## AIM OF THE TASK
Lines from the entries below that hold "accel" form the answer; copy all of them.

## SOURCE MATERIAL
• • •
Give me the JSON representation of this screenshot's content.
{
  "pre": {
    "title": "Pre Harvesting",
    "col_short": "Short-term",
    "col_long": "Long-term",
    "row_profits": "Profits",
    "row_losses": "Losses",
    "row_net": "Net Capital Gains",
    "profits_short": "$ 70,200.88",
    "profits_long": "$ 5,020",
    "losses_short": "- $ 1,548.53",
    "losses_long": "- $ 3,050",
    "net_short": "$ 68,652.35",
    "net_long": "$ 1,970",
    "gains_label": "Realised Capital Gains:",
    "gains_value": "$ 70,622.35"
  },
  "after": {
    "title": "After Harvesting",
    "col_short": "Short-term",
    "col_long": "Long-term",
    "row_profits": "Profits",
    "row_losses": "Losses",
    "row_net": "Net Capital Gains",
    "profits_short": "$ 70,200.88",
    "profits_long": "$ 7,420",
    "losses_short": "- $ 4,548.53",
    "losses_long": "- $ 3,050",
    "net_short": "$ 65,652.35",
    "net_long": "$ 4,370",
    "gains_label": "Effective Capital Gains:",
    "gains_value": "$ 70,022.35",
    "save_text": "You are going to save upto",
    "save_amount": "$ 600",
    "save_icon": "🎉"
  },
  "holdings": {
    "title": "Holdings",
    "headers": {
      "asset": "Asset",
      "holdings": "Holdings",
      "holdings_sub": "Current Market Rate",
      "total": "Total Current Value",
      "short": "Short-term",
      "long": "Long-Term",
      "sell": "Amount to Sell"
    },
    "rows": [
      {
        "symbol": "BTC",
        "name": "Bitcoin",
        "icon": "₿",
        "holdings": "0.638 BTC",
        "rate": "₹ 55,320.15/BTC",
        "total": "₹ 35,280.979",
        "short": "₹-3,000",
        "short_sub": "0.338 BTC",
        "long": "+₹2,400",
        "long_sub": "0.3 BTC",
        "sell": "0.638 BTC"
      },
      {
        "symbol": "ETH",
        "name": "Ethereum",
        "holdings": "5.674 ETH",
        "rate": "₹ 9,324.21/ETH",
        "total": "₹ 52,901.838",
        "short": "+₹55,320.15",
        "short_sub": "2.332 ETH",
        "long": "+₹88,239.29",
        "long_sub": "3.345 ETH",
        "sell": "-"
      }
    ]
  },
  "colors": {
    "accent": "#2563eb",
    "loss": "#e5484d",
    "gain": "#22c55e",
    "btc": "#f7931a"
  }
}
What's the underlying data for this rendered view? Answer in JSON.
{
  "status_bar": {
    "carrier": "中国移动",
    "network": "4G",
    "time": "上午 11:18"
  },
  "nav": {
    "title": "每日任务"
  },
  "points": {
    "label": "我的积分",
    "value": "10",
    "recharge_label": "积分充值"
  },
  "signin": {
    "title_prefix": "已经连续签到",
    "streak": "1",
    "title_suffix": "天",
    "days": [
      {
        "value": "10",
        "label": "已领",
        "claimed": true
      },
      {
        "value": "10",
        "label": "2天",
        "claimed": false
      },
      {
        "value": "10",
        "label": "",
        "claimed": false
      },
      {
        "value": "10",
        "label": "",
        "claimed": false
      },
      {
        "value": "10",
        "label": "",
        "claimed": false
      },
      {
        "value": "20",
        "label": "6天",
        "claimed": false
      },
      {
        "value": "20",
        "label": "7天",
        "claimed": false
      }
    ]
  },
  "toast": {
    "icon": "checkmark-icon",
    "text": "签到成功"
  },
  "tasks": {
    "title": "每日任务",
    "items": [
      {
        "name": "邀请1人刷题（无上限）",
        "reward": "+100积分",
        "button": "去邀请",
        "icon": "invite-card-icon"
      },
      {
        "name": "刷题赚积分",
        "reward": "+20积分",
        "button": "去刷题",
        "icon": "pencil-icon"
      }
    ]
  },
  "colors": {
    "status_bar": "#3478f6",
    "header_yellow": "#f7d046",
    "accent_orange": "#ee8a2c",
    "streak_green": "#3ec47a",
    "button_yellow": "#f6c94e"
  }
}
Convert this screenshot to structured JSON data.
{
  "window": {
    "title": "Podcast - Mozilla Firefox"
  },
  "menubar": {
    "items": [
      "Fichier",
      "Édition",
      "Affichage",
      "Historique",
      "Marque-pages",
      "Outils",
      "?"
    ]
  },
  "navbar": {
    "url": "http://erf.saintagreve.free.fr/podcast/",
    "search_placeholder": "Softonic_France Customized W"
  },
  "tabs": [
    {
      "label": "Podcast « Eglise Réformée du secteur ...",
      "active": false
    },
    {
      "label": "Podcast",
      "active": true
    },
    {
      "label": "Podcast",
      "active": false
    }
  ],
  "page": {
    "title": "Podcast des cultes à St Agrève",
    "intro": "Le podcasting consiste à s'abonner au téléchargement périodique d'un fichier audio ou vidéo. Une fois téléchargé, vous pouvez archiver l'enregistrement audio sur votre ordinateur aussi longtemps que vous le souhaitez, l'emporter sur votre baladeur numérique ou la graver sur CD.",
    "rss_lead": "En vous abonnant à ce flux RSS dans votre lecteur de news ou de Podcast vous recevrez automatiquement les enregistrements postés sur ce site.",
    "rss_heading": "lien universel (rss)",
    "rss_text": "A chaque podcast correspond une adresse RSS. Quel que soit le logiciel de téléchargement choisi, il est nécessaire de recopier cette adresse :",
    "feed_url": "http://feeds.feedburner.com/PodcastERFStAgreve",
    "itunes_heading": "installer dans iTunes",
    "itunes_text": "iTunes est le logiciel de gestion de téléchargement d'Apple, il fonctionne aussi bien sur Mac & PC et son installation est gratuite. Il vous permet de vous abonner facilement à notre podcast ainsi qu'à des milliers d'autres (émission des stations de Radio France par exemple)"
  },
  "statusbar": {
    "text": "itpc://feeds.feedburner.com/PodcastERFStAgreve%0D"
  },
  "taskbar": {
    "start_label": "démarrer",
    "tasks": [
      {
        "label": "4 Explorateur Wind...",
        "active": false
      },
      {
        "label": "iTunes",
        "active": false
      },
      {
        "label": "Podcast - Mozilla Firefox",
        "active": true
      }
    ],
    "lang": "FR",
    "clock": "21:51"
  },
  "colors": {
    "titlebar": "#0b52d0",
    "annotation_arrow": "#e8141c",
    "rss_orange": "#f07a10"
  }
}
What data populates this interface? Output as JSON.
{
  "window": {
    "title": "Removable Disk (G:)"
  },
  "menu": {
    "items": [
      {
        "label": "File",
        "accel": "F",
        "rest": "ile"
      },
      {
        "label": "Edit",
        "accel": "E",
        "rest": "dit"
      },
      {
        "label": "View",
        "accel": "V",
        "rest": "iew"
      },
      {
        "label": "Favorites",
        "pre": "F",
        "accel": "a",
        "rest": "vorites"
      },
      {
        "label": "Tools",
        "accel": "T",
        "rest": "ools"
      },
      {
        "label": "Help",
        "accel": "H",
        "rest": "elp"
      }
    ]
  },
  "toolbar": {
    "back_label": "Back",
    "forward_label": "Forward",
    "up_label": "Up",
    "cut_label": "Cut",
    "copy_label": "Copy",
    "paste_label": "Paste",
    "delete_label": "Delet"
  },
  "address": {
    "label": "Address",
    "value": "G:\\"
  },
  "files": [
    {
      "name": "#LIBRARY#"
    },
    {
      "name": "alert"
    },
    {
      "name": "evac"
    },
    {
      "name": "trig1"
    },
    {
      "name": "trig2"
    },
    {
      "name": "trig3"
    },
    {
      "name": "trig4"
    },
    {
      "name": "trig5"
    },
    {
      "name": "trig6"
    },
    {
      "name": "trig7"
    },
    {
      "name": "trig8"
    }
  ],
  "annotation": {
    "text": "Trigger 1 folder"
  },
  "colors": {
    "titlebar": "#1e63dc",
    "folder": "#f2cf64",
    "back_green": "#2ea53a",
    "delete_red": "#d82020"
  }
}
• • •
## RESULT
        "accel": "F",
        "accel": "E",
        "accel": "V",
        "accel": "a",
        "accel": "T",
        "accel": "H",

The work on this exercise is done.